● What to produce:
All of the data is to be repeated verbatim.

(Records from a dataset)
-------

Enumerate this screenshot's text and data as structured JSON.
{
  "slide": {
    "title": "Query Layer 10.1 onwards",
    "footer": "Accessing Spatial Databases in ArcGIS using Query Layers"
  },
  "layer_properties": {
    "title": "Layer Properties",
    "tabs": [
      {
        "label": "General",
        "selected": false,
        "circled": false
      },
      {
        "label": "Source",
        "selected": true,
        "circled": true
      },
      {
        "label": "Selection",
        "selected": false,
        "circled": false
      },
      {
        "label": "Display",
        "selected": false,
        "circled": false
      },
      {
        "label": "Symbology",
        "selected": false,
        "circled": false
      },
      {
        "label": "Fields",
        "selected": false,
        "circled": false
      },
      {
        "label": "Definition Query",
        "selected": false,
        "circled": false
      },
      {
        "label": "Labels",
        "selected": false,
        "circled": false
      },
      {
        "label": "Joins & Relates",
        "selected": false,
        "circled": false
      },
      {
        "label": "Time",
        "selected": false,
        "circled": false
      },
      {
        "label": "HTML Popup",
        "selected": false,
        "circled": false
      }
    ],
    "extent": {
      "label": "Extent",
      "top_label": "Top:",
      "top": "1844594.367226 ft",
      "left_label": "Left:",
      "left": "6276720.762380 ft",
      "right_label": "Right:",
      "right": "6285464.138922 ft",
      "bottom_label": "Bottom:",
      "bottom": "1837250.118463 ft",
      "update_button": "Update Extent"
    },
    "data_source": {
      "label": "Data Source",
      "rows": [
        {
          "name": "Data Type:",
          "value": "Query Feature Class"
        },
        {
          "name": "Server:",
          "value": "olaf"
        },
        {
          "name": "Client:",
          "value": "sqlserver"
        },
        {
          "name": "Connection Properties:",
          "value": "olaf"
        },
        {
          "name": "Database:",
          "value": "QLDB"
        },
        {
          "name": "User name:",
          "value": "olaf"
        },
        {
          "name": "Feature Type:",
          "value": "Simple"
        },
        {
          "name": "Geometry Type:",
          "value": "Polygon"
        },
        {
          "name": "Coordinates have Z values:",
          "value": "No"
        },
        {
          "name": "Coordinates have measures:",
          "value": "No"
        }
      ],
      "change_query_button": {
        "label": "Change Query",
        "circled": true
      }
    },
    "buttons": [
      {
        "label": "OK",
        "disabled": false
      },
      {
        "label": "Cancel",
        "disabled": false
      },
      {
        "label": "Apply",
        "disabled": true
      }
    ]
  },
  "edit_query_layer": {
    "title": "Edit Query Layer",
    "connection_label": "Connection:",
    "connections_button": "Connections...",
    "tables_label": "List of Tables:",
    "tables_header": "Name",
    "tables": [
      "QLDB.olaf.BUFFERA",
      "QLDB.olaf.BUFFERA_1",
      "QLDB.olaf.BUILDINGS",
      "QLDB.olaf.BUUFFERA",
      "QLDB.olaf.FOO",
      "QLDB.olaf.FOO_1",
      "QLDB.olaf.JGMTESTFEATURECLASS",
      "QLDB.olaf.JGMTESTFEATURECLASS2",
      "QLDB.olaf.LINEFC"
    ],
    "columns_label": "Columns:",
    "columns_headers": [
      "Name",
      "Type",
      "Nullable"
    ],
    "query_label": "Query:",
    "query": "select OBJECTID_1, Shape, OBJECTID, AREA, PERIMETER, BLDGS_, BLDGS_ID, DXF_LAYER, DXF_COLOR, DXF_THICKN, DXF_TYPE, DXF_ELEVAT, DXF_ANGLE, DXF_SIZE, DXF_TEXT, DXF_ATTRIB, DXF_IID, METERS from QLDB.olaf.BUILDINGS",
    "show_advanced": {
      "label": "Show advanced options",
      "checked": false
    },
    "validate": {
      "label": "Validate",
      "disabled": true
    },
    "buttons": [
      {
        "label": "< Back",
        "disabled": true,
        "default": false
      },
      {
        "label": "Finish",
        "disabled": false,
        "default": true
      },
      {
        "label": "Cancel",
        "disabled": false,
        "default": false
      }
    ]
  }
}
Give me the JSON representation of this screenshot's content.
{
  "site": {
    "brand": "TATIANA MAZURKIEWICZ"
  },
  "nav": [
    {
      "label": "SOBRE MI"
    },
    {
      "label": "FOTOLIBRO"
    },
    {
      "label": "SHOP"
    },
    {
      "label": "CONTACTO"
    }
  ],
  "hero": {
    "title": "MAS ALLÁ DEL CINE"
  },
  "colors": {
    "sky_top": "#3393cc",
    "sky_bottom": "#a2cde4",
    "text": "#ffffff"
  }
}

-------

● Answer area:
Enumerate this screenshot's text and data as structured JSON.
{
  "slide": {
    "title": "Query Layer 10.1 onwards",
    "footer": "Accessing Spatial Databases in ArcGIS using Query Layers"
  },
  "layer_properties": {
    "title": "Layer Properties",
    "tabs": [
      {
        "label": "General",
        "selected": false,
        "circled": false
      },
      {
        "label": "Source",
        "selected": true,
        "circled": true
      },
      {
        "label": "Selection",
        "selected": false,
        "circled": false
      },
      {
        "label": "Display",
        "selected": false,
        "circled": false
      },
      {
        "label": "Symbology",
        "selected": false,
        "circled": false
      },
      {
        "label": "Fields",
        "selected": false,
        "circled": false
      },
      {
        "label": "Definition Query",
        "selected": false,
        "circled": false
      },
      {
        "label": "Labels",
        "selected": false,
        "circled": false
      },
      {
        "label": "Joins & Relates",
        "selected": false,
        "circled": false
      },
      {
        "label": "Time",
        "selected": false,
        "circled": false
      },
      {
        "label": "HTML Popup",
        "selected": false,
        "circled": false
      }
    ],
    "extent": {
      "label": "Extent",
      "top_label": "Top:",
      "top": "1844594.367226 ft",
      "left_label": "Left:",
      "left": "6276720.762380 ft",
      "right_label": "Right:",
      "right": "6285464.138922 ft",
      "bottom_label": "Bottom:",
      "bottom": "1837250.118463 ft",
      "update_button": "Update Extent"
    },
    "data_source": {
      "label": "Data Source",
      "rows": [
        {
          "name": "Data Type:",
          "value": "Query Feature Class"
        },
        {
          "name": "Server:",
          "value": "olaf"
        },
        {
          "name": "Client:",
          "value": "sqlserver"
        },
        {
          "name": "Connection Properties:",
          "value": "olaf"
        },
        {
          "name": "Database:",
          "value": "QLDB"
        },
        {
          "name": "User name:",
          "value": "olaf"
        },
        {
          "name": "Feature Type:",
          "value": "Simple"
        },
        {
          "name": "Geometry Type:",
          "value": "Polygon"
        },
        {
          "name": "Coordinates have Z values:",
          "value": "No"
        },
        {
          "name": "Coordinates have measures:",
          "value": "No"
        }
      ],
      "change_query_button": {
        "label": "Change Query",
        "circled": true
      }
    },
    "buttons": [
      {
        "label": "OK",
        "disabled": false
      },
      {
        "label": "Cancel",
        "disabled": false
      },
      {
        "label": "Apply",
        "disabled": true
      }
    ]
  },
  "edit_query_layer": {
    "title": "Edit Query Layer",
    "connection_label": "Connection:",
    "connections_button": "Connections...",
    "tables_label": "List of Tables:",
    "tables_header": "Name",
    "tables": [
      "QLDB.olaf.BUFFERA",
      "QLDB.olaf.BUFFERA_1",
      "QLDB.olaf.BUILDINGS",
      "QLDB.olaf.BUUFFERA",
      "QLDB.olaf.FOO",
      "QLDB.olaf.FOO_1",
      "QLDB.olaf.JGMTESTFEATURECLASS",
      "QLDB.olaf.JGMTESTFEATURECLASS2",
      "QLDB.olaf.LINEFC"
    ],
    "columns_label": "Columns:",
    "columns_headers": [
      "Name",
      "Type",
      "Nullable"
    ],
    "query_label": "Query:",
    "query": "select OBJECTID_1, Shape, OBJECTID, AREA, PERIMETER, BLDGS_, BLDGS_ID, DXF_LAYER, DXF_COLOR, DXF_THICKN, DXF_TYPE, DXF_ELEVAT, DXF_ANGLE, DXF_SIZE, DXF_TEXT, DXF_ATTRIB, DXF_IID, METERS from QLDB.olaf.BUILDINGS",
    "show_advanced": {
      "label": "Show advanced options",
      "checked": false
    },
    "validate": {
      "label": "Validate",
      "disabled": true
    },
    "buttons": [
      {
        "label": "< Back",
        "disabled": true,
        "default": false
      },
      {
        "label": "Finish",
        "disabled": false,
        "default": true
      },
      {
        "label": "Cancel",
        "disabled": false,
        "default": false
      }
    ]
  }
}
Give me the JSON representation of this screenshot's content.
{
  "site": {
    "brand": "TATIANA MAZURKIEWICZ"
  },
  "nav": [
    {
      "label": "SOBRE MI"
    },
    {
      "label": "FOTOLIBRO"
    },
    {
      "label": "SHOP"
    },
    {
      "label": "CONTACTO"
    }
  ],
  "hero": {
    "title": "MAS ALLÁ DEL CINE"
  },
  "colors": {
    "sky_top": "#3393cc",
    "sky_bottom": "#a2cde4",
    "text": "#ffffff"
  }
}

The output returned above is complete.